**Your objective:** Work through the data below and copy out every line where "number" is found.

===== Available data

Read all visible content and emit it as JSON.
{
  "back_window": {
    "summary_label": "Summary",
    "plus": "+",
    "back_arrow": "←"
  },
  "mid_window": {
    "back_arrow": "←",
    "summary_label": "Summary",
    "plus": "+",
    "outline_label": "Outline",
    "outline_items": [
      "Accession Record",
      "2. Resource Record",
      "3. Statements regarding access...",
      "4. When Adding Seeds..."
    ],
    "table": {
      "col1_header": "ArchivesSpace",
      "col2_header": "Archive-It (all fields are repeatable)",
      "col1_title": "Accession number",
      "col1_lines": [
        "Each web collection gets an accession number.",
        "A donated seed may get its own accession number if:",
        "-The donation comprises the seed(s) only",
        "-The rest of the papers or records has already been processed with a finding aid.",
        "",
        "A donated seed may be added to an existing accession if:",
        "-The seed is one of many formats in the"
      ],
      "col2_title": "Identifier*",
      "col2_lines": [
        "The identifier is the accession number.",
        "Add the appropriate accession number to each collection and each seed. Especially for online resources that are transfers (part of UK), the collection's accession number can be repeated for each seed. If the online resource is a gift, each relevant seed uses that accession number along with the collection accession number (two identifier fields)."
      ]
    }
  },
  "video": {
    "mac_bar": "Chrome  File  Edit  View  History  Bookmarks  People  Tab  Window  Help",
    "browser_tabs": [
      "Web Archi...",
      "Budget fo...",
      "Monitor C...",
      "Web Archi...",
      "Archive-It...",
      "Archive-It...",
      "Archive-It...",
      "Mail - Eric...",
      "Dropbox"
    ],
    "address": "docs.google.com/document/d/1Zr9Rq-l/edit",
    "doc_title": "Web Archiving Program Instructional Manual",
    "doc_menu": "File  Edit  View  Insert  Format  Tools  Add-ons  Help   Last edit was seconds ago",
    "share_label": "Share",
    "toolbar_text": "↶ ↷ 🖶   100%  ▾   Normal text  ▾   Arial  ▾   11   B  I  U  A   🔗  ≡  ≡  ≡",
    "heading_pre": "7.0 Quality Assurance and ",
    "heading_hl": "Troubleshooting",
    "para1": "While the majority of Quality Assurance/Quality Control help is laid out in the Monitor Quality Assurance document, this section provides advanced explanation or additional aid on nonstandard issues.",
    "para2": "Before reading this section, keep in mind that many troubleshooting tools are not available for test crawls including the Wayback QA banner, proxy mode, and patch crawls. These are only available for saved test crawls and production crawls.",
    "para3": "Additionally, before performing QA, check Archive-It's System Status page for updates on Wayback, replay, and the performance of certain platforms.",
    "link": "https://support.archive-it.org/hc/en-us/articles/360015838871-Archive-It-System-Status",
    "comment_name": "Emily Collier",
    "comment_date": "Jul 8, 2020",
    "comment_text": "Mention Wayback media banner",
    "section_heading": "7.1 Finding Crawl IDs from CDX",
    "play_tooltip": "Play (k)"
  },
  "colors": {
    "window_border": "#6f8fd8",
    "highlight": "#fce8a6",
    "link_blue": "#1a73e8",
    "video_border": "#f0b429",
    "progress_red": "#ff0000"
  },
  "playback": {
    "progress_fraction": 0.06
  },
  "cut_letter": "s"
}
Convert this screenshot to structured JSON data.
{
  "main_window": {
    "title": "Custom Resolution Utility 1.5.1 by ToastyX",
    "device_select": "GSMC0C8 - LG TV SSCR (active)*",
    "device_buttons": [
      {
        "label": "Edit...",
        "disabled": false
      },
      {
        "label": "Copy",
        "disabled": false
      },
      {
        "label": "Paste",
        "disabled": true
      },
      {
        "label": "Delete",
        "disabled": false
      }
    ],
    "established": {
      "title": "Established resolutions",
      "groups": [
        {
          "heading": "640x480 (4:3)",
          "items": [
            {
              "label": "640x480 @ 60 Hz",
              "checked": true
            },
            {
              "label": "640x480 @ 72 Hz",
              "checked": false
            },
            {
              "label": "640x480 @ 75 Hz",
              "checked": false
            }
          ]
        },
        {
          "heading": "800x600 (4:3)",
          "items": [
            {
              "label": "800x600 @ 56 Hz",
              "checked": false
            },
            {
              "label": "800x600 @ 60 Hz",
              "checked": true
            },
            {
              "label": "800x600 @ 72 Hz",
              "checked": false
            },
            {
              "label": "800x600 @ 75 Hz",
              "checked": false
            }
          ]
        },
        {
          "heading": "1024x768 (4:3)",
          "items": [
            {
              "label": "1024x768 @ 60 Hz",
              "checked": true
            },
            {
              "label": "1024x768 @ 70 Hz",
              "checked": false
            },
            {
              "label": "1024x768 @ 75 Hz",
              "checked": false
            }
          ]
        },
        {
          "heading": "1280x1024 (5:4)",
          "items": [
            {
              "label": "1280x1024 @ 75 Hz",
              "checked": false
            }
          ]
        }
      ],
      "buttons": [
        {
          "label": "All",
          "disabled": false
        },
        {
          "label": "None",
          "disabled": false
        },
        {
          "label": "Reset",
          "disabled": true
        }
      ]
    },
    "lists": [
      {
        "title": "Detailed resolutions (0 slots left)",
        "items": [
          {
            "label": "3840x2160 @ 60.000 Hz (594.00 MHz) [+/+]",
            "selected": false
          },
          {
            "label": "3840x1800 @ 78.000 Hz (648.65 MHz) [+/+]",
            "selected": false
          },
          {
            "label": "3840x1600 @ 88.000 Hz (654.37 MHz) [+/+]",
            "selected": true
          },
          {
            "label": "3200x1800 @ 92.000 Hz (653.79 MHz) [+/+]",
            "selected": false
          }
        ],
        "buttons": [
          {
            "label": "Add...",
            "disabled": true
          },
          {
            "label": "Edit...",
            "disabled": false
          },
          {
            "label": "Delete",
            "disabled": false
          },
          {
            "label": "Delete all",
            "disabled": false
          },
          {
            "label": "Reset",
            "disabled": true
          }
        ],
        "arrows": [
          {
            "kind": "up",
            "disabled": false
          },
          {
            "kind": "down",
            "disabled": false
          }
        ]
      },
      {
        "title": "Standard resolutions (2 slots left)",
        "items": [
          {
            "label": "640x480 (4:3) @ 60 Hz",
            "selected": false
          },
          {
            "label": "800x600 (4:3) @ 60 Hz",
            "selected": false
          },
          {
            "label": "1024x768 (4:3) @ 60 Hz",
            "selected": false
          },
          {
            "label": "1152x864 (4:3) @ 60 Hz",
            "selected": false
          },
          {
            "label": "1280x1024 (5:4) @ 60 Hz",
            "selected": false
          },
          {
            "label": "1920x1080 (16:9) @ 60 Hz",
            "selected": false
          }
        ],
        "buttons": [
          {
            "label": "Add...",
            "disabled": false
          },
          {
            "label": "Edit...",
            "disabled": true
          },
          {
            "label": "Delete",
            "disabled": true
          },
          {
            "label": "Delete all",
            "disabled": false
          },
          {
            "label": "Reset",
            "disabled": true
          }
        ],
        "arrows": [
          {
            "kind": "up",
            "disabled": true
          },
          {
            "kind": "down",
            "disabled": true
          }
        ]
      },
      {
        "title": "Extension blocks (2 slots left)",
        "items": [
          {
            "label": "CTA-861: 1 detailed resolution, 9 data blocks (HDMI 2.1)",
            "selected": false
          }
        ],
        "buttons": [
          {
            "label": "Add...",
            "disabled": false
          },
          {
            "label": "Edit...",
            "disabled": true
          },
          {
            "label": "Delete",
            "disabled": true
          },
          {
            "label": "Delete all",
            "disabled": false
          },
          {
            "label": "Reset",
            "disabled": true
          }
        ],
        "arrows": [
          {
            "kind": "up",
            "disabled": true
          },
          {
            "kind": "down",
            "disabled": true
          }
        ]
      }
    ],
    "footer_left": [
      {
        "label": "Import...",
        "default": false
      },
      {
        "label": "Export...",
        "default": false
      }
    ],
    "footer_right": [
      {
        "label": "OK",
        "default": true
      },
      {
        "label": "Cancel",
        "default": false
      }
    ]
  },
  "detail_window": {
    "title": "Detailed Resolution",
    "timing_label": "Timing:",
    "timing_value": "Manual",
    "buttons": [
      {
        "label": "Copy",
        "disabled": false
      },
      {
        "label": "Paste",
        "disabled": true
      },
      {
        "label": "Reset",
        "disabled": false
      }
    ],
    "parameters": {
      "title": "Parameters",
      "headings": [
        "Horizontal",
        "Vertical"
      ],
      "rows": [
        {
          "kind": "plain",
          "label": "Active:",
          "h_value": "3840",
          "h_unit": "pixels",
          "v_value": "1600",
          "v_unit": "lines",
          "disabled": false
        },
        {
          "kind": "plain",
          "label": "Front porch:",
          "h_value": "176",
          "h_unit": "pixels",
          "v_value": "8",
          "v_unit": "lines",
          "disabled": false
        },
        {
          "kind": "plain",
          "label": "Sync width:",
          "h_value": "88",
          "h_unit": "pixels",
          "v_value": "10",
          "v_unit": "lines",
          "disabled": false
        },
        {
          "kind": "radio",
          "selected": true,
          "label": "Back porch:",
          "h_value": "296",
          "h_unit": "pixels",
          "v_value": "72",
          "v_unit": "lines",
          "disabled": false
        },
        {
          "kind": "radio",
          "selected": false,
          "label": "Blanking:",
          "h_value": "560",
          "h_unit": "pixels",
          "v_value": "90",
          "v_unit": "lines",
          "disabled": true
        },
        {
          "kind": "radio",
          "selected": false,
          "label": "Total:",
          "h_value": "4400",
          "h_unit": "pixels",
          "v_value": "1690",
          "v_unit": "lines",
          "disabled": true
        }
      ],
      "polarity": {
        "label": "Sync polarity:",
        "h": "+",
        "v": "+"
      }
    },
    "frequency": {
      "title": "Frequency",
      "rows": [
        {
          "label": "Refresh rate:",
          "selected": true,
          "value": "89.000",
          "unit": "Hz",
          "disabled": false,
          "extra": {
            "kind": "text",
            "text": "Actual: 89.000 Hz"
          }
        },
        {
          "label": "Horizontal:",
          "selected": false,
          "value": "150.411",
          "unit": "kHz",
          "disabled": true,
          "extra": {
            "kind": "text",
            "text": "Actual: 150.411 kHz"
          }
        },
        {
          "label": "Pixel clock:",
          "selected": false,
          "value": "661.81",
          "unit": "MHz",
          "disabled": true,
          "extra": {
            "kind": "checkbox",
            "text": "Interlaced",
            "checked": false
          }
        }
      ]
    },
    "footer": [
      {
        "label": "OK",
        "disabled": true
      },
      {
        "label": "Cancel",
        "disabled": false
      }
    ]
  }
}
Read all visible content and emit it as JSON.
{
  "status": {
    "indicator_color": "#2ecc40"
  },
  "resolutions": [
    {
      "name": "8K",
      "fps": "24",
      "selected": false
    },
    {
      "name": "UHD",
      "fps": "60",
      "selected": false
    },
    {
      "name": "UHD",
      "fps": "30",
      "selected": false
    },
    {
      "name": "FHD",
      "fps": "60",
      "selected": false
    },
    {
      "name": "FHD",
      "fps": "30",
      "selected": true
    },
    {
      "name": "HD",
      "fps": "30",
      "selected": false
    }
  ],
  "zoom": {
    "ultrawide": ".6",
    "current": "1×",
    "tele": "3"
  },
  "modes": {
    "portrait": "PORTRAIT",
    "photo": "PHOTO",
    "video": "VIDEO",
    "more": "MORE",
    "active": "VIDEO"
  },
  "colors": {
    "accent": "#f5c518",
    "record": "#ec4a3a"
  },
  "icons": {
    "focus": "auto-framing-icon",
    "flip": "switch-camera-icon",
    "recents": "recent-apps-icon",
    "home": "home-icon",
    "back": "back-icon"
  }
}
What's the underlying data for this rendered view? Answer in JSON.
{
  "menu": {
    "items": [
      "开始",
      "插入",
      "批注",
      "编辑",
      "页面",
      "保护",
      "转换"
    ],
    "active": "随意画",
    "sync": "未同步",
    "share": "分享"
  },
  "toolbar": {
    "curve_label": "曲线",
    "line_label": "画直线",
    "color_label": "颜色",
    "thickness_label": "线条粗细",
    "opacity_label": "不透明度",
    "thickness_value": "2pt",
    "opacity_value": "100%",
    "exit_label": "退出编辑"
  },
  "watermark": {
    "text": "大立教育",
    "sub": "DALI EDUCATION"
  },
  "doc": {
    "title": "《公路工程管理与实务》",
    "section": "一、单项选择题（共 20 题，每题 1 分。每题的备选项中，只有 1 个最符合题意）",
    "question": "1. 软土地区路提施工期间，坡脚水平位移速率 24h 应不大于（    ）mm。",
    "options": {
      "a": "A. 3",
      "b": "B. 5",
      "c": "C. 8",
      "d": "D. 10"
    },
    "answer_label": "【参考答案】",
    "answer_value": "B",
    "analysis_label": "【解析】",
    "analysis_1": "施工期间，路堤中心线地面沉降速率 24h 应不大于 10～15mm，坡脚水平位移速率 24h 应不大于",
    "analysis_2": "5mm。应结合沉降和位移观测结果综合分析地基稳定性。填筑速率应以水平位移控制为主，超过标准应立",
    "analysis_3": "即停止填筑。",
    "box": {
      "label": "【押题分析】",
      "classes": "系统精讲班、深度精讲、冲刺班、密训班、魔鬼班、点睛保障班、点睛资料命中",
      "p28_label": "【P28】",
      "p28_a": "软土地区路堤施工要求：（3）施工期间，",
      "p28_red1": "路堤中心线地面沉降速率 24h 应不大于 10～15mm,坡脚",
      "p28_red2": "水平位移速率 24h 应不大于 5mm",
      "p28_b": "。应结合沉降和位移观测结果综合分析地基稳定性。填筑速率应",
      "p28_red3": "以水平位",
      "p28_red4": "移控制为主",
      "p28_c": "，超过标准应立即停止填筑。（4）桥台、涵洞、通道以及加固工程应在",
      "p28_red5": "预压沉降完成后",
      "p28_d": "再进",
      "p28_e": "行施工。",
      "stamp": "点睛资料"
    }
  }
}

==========

**Expected answer:**
      "col1_title": "Accession number",
        "Each web collection gets an accession number.",
        "A donated seed may get its own accession number if:",
        "The identifier is the accession number.",
        "Add the appropriate accession number to each collection and each seed. Especially for online resources that are transfers (part of UK), the collection's accession number can be repeated for each seed. If the online resource is a gift, each relevant seed uses that accession number along with the collection accession number (two identifier fields)."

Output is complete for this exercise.